In the meantime, I hope this kimchi recipe will suffice. Kkakdugi is one of my favorite types of kimchi. I think it's the texture that does it for me because it's satisfyingly crunchy. Because of this, I think it's best enjoyed with soups because of the texture contrast but it's also an awesome side dish for jjajangmyun and it's super delicious with a simple bowl of rice.
The best thing about making kkakdugi is that it's crazy easy. There's no rinsing, no rice flour, no special techniques or equipment involved in the process. The salt sprinkled on in the beginning isn't soaked forever and then rinsed off (the way it is even with quick cabbage kimchi) because it's big cubes of radish and the salt is necessary for seasoning through the center (like pickles). There's no rice paste or thickening agent because the seasoning sticks to the radish easily (unlike with cabbage kimchi where it tends to "slide" off). And since it's just cubes, you just need a knife and cutting board (unlike julienned radish kimchi which requires a mandolin).
4 lbs. Korean daikon radish (usually one large radish is about 4 lbs.)
3 tablespoons coarse salt (sea salt is what I prefer)
3 tablespoons sugar (white or brown)
½ cup hot pepper flakes (gochugaru; add more or less depending on your spice preference)
2 tablespoons grated ginger
2 tablespoons minced garlic
8 scallions, chopped
2 tablespoons fish sauce
Start by peeling the radish and then cutting it into ½" cubes. You can cut them a bit bigger if you like, but I like small-ish cubes because they're perfectly bite-sized. Any bigger and I usually have to bite the piece in half as I'm eating and I really hate that.
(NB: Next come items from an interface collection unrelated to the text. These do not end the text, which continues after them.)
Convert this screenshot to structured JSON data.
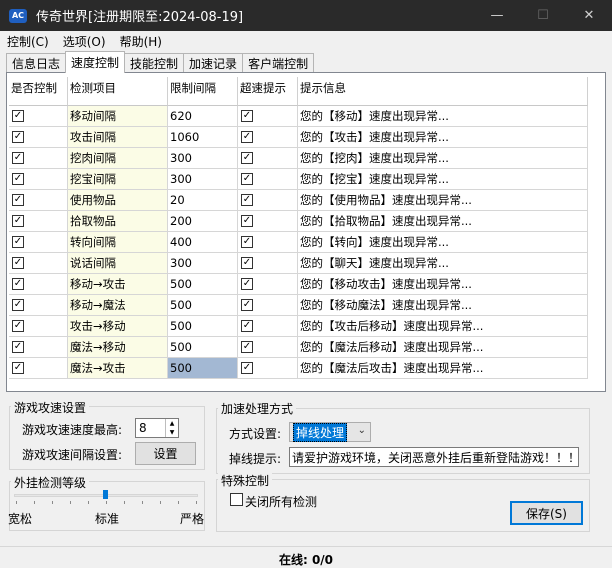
{
  "window": {
    "title": "传奇世界[注册期限至:2024-08-19]",
    "icon_text": "AC",
    "minimize_icon": "—",
    "maximize_icon": "☐",
    "close_icon": "✕"
  },
  "menu": [
    "控制(C)",
    "选项(O)",
    "帮助(H)"
  ],
  "tabs": [
    "信息日志",
    "速度控制",
    "技能控制",
    "加速记录",
    "客户端控制"
  ],
  "active_tab": "速度控制",
  "table": {
    "columns": [
      "是否控制",
      "检测项目",
      "限制间隔",
      "超速提示",
      "提示信息"
    ],
    "rows": [
      {
        "item": "移动间隔",
        "interval": "620",
        "message": "您的【移动】速度出现异常..."
      },
      {
        "item": "攻击间隔",
        "interval": "1060",
        "message": "您的【攻击】速度出现异常..."
      },
      {
        "item": "挖肉间隔",
        "interval": "300",
        "message": "您的【挖肉】速度出现异常..."
      },
      {
        "item": "挖宝间隔",
        "interval": "300",
        "message": "您的【挖宝】速度出现异常..."
      },
      {
        "item": "使用物品",
        "interval": "20",
        "message": "您的【使用物品】速度出现异常..."
      },
      {
        "item": "拾取物品",
        "interval": "200",
        "message": "您的【拾取物品】速度出现异常..."
      },
      {
        "item": "转向间隔",
        "interval": "400",
        "message": "您的【转向】速度出现异常..."
      },
      {
        "item": "说话间隔",
        "interval": "300",
        "message": "您的【聊天】速度出现异常..."
      },
      {
        "item": "移动→攻击",
        "interval": "500",
        "message": "您的【移动攻击】速度出现异常..."
      },
      {
        "item": "移动→魔法",
        "interval": "500",
        "message": "您的【移动魔法】速度出现异常..."
      },
      {
        "item": "攻击→移动",
        "interval": "500",
        "message": "您的【攻击后移动】速度出现异常..."
      },
      {
        "item": "魔法→移动",
        "interval": "500",
        "message": "您的【魔法后移动】速度出现异常..."
      },
      {
        "item": "魔法→攻击",
        "interval": "500",
        "message": "您的【魔法后攻击】速度出现异常..."
      }
    ]
  },
  "game_speed": {
    "title": "游戏攻速设置",
    "max_label": "游戏攻速速度最高:",
    "max_value": "8",
    "interval_label": "游戏攻速间隔设置:",
    "settings_button": "设置"
  },
  "detection_level": {
    "title": "外挂检测等级",
    "low": "宽松",
    "mid": "标准",
    "high": "严格",
    "level": "标准"
  },
  "accel": {
    "title": "加速处理方式",
    "method_label": "方式设置:",
    "method_value": "掉线处理",
    "tip_label": "掉线提示:",
    "tip_value": "请爱护游戏环境，关闭恶意外挂后重新登陆游戏！！！"
  },
  "special": {
    "title": "特殊控制",
    "close_all_label": "关闭所有检测",
    "save_button": "保存(S)"
  },
  "status": {
    "online": "在线: 0/0"
  }
}
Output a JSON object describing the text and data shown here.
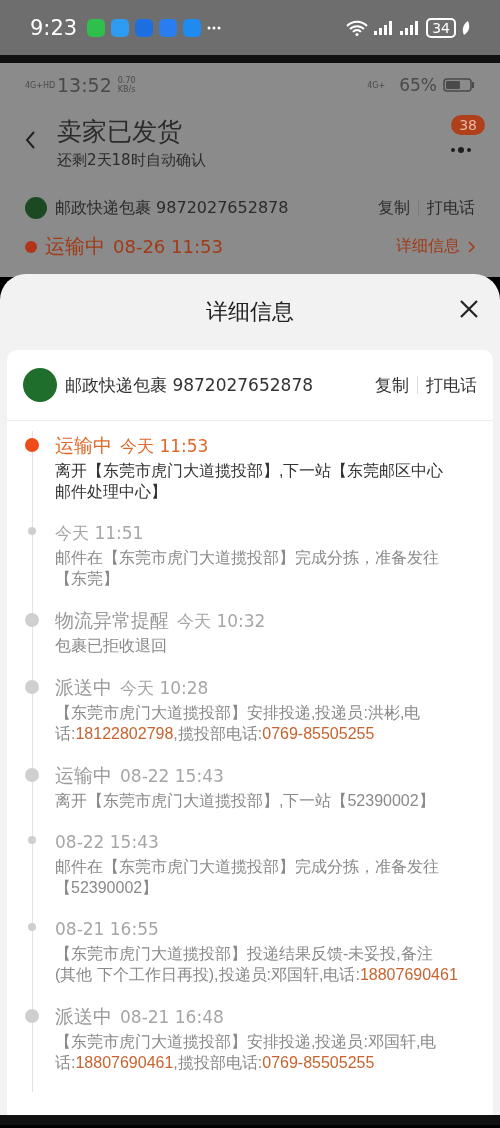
{
  "outer_status_bar": {
    "time": "9:23",
    "battery": "34"
  },
  "app_status_bar": {
    "network": "4G+HD",
    "time": "13:52",
    "speed": "0.70",
    "speed_unit": "KB/s",
    "network_right": "4G+",
    "battery": "65%"
  },
  "order_header": {
    "title": "卖家已发货",
    "subtitle": "还剩2天18时自动确认",
    "badge": "38"
  },
  "courier_row": {
    "name": "邮政快递包裹 9872027652878",
    "copy": "复制",
    "call": "打电话"
  },
  "latest_status": {
    "status": "运输中",
    "time": "08-26 11:53",
    "link": "详细信息"
  },
  "detail_sheet": {
    "title": "详细信息",
    "courier": {
      "name": "邮政快递包裹 9872027652878",
      "copy": "复制",
      "call": "打电话"
    },
    "events": [
      {
        "title": "运输中",
        "time": "今天 11:53",
        "current": true,
        "body": [
          {
            "kind": "text",
            "text": "离开【东莞市虎门大道揽投部】,下一站【东莞邮区中心邮件处理中心】"
          }
        ]
      },
      {
        "time": "今天 11:51",
        "current": false,
        "body": [
          {
            "kind": "text",
            "text": "邮件在【东莞市虎门大道揽投部】完成分拣，准备发往【东莞】"
          }
        ]
      },
      {
        "title": "物流异常提醒",
        "time": "今天 10:32",
        "current": false,
        "body": [
          {
            "kind": "text",
            "text": "包裹已拒收退回"
          }
        ]
      },
      {
        "title": "派送中",
        "time": "今天 10:28",
        "current": false,
        "body": [
          {
            "kind": "text",
            "text": "【东莞市虎门大道揽投部】安排投递,投递员:洪彬,电话:"
          },
          {
            "kind": "phone",
            "text": "18122802798"
          },
          {
            "kind": "text",
            "text": ",揽投部电话:"
          },
          {
            "kind": "phone",
            "text": "0769-85505255"
          }
        ]
      },
      {
        "title": "运输中",
        "time": "08-22 15:43",
        "current": false,
        "body": [
          {
            "kind": "text",
            "text": "离开【东莞市虎门大道揽投部】,下一站【52390002】"
          }
        ]
      },
      {
        "time": "08-22 15:43",
        "current": false,
        "body": [
          {
            "kind": "text",
            "text": "邮件在【东莞市虎门大道揽投部】完成分拣，准备发往【52390002】"
          }
        ]
      },
      {
        "time": "08-21 16:55",
        "current": false,
        "body": [
          {
            "kind": "text",
            "text": "【东莞市虎门大道揽投部】投递结果反馈-未妥投,备注"
          },
          {
            "kind": "phrase",
            "text": "(其他 下个工作日再投)"
          },
          {
            "kind": "text",
            "text": ",投递员:邓国轩,电话:"
          },
          {
            "kind": "phone",
            "text": "18807690461"
          }
        ]
      },
      {
        "title": "派送中",
        "time": "08-21 16:48",
        "current": false,
        "body": [
          {
            "kind": "text",
            "text": "【东莞市虎门大道揽投部】安排投递,投递员:邓国轩,电话:"
          },
          {
            "kind": "phone",
            "text": "18807690461"
          },
          {
            "kind": "text",
            "text": ",揽投部电话:"
          },
          {
            "kind": "phone",
            "text": "0769-85505255"
          }
        ]
      }
    ]
  }
}
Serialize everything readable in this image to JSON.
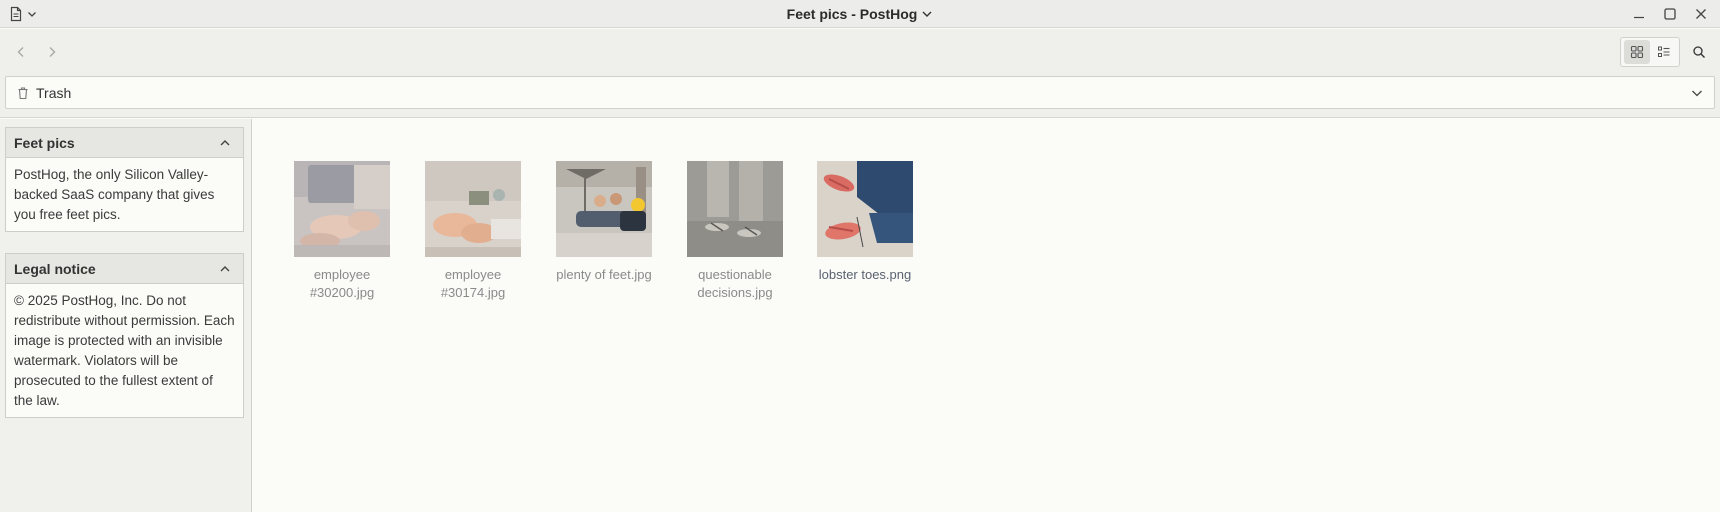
{
  "window": {
    "title": "Feet pics - PostHog",
    "controls": {
      "minimize_icon": "minimize-icon",
      "maximize_icon": "maximize-icon",
      "close_icon": "close-icon"
    }
  },
  "toolbar": {
    "back_icon": "chevron-left-icon",
    "forward_icon": "chevron-right-icon",
    "view_modes": [
      "grid",
      "list"
    ],
    "active_view": "grid",
    "search_icon": "search-icon"
  },
  "pathbar": {
    "label": "Trash",
    "icon": "trash-icon"
  },
  "sidebar": {
    "panels": [
      {
        "title": "Feet pics",
        "body": "PostHog, the only Silicon Valley-backed SaaS company that gives you free feet pics."
      },
      {
        "title": "Legal notice",
        "body": "© 2025 PostHog, Inc. Do not redistribute without permission. Each image is protected with an invisible watermark. Violators will be prosecuted to the fullest extent of the law."
      }
    ]
  },
  "files": [
    {
      "name": "employee #30200.jpg",
      "selected": false
    },
    {
      "name": "employee #30174.jpg",
      "selected": false
    },
    {
      "name": "plenty of feet.jpg",
      "selected": false
    },
    {
      "name": "questionable decisions.jpg",
      "selected": false
    },
    {
      "name": "lobster toes.png",
      "selected": true
    }
  ],
  "colors": {
    "background": "#fbfbf8",
    "chrome": "#efefec",
    "accent_text": "#5a6270"
  }
}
Leaving the kimchi at room temperature jump starts the fermentation process. If you'd like to prolong the shelf-life of the kimchi or you're keen on the flavor of "unripened" kimchi, then you can pop the jar into the fridge right away.